Each line of the entries below that holds "someone" is needed, copied in full.

Element data from apps and pages:
/---

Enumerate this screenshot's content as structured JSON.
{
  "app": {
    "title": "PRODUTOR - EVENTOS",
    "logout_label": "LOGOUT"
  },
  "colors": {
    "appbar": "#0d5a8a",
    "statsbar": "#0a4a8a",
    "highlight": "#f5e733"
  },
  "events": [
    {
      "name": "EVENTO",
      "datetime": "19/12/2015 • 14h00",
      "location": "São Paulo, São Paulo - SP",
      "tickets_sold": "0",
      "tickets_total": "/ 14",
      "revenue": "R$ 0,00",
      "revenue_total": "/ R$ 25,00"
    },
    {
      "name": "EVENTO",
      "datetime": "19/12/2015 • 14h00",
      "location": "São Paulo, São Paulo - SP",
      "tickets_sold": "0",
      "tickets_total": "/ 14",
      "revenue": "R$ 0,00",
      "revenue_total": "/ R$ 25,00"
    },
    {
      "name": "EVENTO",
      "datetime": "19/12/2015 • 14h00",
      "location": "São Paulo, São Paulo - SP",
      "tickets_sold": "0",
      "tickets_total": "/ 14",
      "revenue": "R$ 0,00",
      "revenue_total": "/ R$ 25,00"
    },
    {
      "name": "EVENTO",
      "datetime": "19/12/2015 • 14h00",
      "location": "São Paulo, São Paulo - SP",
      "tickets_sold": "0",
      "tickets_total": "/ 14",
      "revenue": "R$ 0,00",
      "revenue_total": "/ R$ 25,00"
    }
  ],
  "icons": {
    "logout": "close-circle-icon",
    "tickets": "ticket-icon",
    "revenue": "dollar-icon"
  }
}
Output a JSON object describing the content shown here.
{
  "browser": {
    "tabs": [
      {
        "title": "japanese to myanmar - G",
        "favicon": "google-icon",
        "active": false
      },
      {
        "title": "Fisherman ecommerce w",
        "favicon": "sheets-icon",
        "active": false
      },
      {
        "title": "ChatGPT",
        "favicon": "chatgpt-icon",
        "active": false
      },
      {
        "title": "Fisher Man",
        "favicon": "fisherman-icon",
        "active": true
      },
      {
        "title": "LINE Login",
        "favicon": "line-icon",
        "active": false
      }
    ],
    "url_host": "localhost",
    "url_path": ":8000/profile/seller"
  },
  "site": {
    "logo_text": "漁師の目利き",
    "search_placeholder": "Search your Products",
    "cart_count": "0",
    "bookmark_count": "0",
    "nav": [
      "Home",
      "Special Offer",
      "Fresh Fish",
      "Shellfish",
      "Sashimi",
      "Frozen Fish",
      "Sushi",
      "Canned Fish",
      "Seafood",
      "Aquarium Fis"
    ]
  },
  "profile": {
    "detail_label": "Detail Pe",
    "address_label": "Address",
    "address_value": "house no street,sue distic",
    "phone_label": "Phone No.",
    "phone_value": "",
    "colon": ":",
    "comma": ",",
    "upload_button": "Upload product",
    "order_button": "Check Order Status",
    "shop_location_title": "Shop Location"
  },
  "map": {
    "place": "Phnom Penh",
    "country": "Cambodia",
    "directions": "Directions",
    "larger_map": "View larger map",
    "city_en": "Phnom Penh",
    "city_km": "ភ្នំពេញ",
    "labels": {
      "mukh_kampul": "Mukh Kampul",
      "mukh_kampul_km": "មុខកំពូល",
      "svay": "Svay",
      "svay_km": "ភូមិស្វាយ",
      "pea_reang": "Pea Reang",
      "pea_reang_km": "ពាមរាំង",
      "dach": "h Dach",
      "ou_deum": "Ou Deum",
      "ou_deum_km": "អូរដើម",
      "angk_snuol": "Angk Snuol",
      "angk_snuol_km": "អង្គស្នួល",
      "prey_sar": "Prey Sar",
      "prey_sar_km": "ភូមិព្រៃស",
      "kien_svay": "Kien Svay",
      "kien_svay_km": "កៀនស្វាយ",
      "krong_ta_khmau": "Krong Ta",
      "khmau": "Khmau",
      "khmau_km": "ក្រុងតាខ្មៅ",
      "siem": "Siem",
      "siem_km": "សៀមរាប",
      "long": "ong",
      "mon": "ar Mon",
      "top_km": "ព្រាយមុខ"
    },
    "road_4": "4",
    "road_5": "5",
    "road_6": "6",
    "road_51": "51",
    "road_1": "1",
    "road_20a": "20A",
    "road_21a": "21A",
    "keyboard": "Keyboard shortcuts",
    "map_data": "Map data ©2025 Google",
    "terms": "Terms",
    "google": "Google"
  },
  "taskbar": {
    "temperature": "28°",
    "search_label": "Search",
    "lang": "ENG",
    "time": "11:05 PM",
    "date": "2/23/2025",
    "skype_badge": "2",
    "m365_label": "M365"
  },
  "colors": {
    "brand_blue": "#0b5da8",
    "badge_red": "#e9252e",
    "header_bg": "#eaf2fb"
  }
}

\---
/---

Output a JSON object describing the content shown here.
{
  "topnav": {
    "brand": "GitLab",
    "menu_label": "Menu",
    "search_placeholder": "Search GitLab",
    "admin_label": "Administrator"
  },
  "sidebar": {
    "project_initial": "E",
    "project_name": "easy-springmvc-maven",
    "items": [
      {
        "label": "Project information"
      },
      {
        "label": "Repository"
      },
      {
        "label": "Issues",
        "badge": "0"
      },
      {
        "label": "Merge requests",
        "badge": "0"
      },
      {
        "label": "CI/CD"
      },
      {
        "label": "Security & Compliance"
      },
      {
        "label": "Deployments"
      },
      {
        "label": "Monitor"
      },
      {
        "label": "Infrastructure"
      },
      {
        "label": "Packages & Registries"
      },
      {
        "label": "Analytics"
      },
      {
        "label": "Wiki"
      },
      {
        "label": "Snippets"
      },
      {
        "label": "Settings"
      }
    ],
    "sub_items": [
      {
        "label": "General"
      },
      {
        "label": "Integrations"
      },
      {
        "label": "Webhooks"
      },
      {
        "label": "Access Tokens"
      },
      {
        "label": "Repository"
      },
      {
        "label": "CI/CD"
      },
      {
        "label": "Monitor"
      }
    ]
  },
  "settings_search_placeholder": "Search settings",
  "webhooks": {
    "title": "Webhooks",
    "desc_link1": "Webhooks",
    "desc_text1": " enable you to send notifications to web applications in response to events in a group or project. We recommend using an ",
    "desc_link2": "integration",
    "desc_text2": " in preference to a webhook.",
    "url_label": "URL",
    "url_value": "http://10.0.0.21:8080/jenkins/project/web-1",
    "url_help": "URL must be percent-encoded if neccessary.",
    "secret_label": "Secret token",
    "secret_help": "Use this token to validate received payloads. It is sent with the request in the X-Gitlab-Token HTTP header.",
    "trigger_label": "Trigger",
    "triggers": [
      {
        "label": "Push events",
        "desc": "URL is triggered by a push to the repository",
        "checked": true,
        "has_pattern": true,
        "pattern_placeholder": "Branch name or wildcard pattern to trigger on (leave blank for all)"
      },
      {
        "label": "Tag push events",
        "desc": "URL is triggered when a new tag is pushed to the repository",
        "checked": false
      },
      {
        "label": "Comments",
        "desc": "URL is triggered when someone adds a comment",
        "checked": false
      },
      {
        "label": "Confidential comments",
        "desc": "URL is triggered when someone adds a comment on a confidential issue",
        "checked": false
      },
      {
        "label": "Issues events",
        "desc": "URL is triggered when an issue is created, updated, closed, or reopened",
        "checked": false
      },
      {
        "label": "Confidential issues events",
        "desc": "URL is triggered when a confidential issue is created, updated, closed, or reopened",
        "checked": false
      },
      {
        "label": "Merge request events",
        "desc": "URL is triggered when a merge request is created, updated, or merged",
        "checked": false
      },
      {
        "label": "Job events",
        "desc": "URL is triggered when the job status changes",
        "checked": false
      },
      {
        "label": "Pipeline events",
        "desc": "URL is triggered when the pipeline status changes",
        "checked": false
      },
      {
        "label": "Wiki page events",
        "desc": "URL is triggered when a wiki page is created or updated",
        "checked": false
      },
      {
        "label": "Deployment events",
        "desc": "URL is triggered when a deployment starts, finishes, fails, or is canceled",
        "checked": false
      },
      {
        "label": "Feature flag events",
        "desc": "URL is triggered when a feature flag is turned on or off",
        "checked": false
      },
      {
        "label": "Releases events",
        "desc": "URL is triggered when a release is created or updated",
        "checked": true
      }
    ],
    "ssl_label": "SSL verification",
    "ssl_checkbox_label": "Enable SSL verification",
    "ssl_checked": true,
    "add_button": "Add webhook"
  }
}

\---

Answer box:
        "desc": "URL is triggered when someone adds a comment",
        "desc": "URL is triggered when someone adds a comment on a confidential issue",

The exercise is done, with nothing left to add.